What new vehicles are coming?
Everything in our product line will be redone in the next three years and additional products will be created to complement them. So we'll have a lot of new and exciting products to talk about here in the next five years.
How much contact do Land Rover dealers have with the factory?
When the engineers are visiting in New Jersey they reach out to the local dealers. The New York and New Jersey market is their largest volume market so it's easy for them to swing over and talk to them.
But the factory's missing some issues. Those dealers are more focused on selling Range Rovers, so I think the factory is getting a distorted view. They'd do well to visit dealers in different markets around the country and truly hear what's on customers' minds.
Are Land Rover dealers profitable? Do you expect them to be profitable in 2012?
Yes and yes. I heard from Land Rover executives and by their calculations we're the fifth most profitable franchise brand in this country in terms of net on sales.
Are you making money on new-car sales?
Yes, we're making money on new-car sales, used-car sales and parts and service.
What can the factory do to help you sell more vehicles?
Another issue the factory really needs to pay attention to is distribution.
It's possible to do a better job of distributing the cars on a fairer basis particularly to the dealers outside the New York/New Jersey area. There's a lot of concern about that.
I don't think there's an ill will there. The factory thinks they're doing it fairly. But there are factors that haven't been taken into account.
The pipeline from the factory to some dealerships is a shorter distance than to others. So those with the longer distance are at a disadvantage. It's a challenge to fix that. You could say we're just going to use the current inventory as the deciding factor rather than also counting those vehicles in the pipeline. But that invites fraud in dealer reporting. I can't say I have the perfect answer for them, but we need to work together because it's a problem and it compounds over time.
Will working with the factory to improve distribution will be a priority for you on the council this year?
What are Land Rover dealers doing to attract more service business?
For years we didn't think of marketing service because our problem was to keep our doors from being beat down from all these cars with problems.
Now most dealers have smaller service staffs. We do need to be sharper on merchandising. We've installed a new customer relationship management system, which gives us tools to target those customers on a regular basis.
Even with the new cars the service intervals have been extended from 3,000 miles for service to 15,000. So we're seeing customers a lot less than we used to. But when we see them we sharpen our programs to watch for a very careful examination of tires and tire wear and be sure we offer full service tire replacement at a competitive cost. It's hard work now to make sure we can get every bit of business available to us.

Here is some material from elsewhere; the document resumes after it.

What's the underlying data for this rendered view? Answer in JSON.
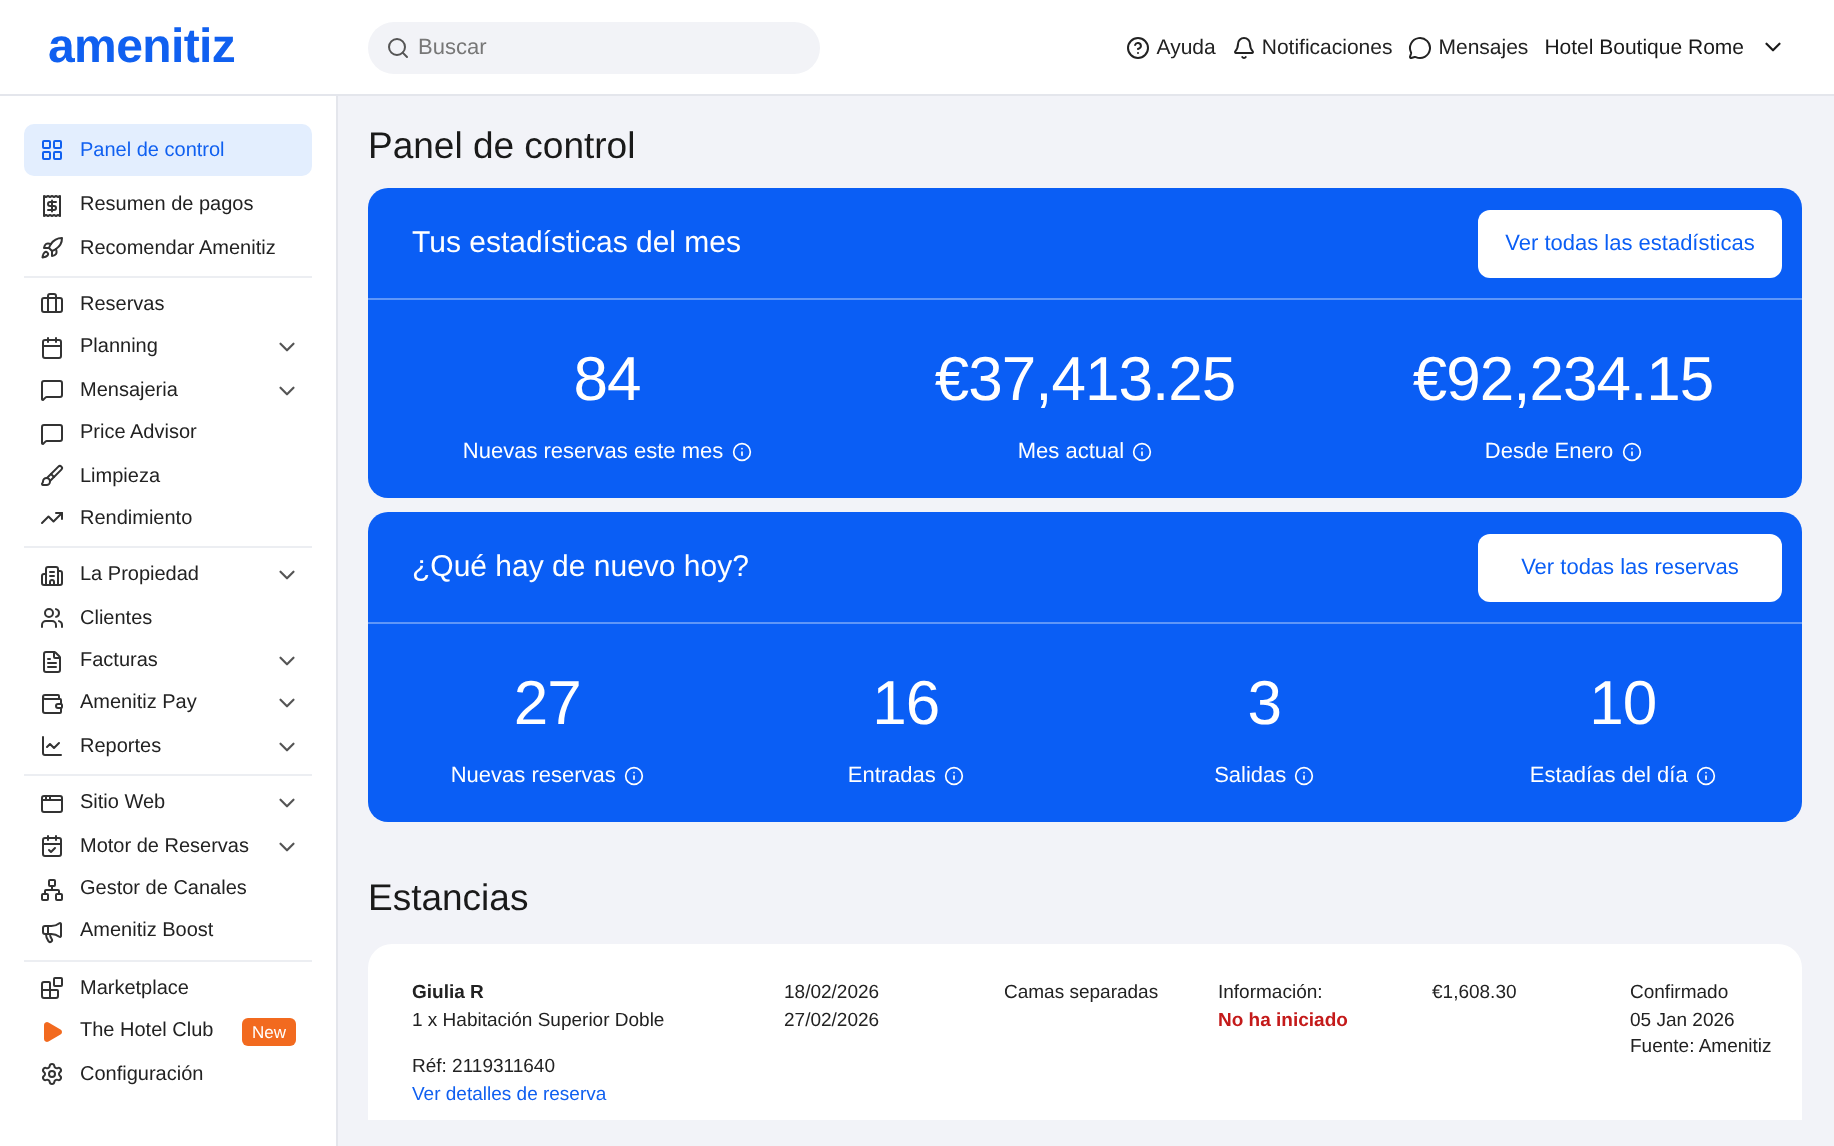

We're also reaching out to older Land Rover customers we haven't seen in a while.
Is there any new dealer facility program?
Yes. There is a refresh campaign that is under way. Pretty much 100 percent of the dealers have signed to the first phase of it, which is a signage program that had to be completed by the end of 2011.
In terms of the facilities, some of our older facilities need an extensive cosmetic interior refresh to be completed before the end of 2012 and also do some light interior work. The other stores will have until the end of 2013 to complete it.
Land Rover has some new leadership with new initiatives and programs coming. How do you feel about that?
There is sensitivity among the dealers that we not lose the program that sustained us through the years when we had quality problems. We followed the Land Rover Way, which is a whole philosophy about doing business. It affects all parts of our business.
So as we're modernizing our programs, our procedures and facilities it's important that we not lose the best of the Land Rover Way.